Efforts to win support for a minority government headed by ANO leader Andrej Babiš have cast doubt on the future of a hard-won settlement between the country’s 16 churches and the State. The ANO leader caused a stir this week when he expressed readiness to support the Communist Party’s demand for church restitutions to be taxed.
Andrej Babiš, tasked with forming a new government after his party ANO won
a decisive victory in the election in October, is looking to tax church
restitution funds, the daily Lidové noviny writes. The funds until now
were exempt in a deal agreed between a previous center-right government and
religious organizations, to offset damages caused by the communist regime
when it unlawfully seized church property in Czechoslovakia after 1948.
Over 30 years, the state is to pay some 59 billion crowns, adjusted for
inflation for property which could no longer be returned (while property
worth 75 billion crowns, was).
Not only Mr Babiš is in favor of taxation, according to the daily, but also the Communist Party, which cited taxation of the funds as crucial for its support of an ANO-led minority government. The Freedom and Direct Democracy Party, led by businessman turned politician Tomio Okamura has also backed the idea.
ANO, the communists and Mr Okamura's party could together easily pass the changes in the new Chamber of Deputies. The change would not, however, be retroactive and could not affect funds returned since the deal went into effect in 2013.
The Group of States against Corruption (GRECO) established in 1999 by the Council of Europe to monitor member states’ compliance with the organization’s anti-corruption standards, is currently holding a two-day conference in Prague. Its aim is to highlight the main trends and the lessons learned from GRECO’s Fourth Evaluation Round of the Czech Republic’s anti-corruption drive.
The speaker of the last Chamber of Deputies, Jan Hamáček of the Social
Democrats, has called the first meeting of the new one. MPs elected last
month will, as expected, meet for a constituent session of the lower house
on Monday November 20 from 13:00.
President Miloš Zeman had already announced that date for the first meeting of the new Chamber of Deputies.

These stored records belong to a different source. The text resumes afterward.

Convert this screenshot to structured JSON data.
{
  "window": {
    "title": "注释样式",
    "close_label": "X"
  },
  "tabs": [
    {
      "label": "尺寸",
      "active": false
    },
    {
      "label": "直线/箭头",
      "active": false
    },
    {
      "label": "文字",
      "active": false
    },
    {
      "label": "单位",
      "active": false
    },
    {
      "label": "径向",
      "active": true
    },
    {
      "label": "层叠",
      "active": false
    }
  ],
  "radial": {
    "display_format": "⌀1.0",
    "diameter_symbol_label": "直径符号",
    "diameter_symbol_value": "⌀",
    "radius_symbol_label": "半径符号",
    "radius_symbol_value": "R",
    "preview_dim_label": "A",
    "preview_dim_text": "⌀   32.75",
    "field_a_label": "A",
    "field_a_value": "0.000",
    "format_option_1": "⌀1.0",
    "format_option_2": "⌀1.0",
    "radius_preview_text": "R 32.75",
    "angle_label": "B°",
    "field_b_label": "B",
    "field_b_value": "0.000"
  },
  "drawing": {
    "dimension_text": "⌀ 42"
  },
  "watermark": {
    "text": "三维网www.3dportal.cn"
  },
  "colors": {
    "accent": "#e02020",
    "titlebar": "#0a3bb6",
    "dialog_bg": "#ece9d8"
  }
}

At 30 days after general elections it is the latest date for such a meeting permissible under the Czech Constitution.
All parties in the lower house should be represented on important
committees and commissions, while the opposition ought to head the
committee overseeing the security services, a number of groupings agreed on
Wednesday. Representatives of the Civic Democrats, TOP 09, the Mayors and
Independents and the Czech Pirate Party said they had reached accord on
those demands following a meeting convened by Pirates’ leader Ivan
However, Jaroslav Faltýnek of election winners ANO said the division of places on Chamber of Deputies committees was based on the rules of the lower house.
Meanwhile other post-election talks continued on Wednesday. The Czech News Agency reported that ANO want to appoint Tomáš Hüner as minister of industry and trade in a minority government being assembled by party leader Andrej Babiš.
Representatives of the Communist party will meet with members of ANO next
Tuesday for a second round of talks. ANO is seeking support for a possible
minority government with members of the party and unaffiliated experts.
The Communists made clear they want to clinch the post of deputy chairman of lower house. The party’s deputies’ club will be led by Pavel Kováčik. In last weekend’s elections the number of Communist MPs shrunk from a previous 33 to 15.
Andrej Babiš, the head of the ANO party which dominated in the general
elections last weekend, has told news website iDnes he will try and form a
minority government made up of ANO nominees together with
politically-unaffiliated experts. He made the comment after failing to
convince other parties in the lower house this week to come on board,
namely the Civic Democrats, with whom ANO would have enough mandates to
form a majority.
As he was turned away, Mr Babiš said he would try and form a government which would put forward a program which would at least in part take into consideration priorities of parties not in the cabinet. He did not say from whom he could get support in a confidence vote.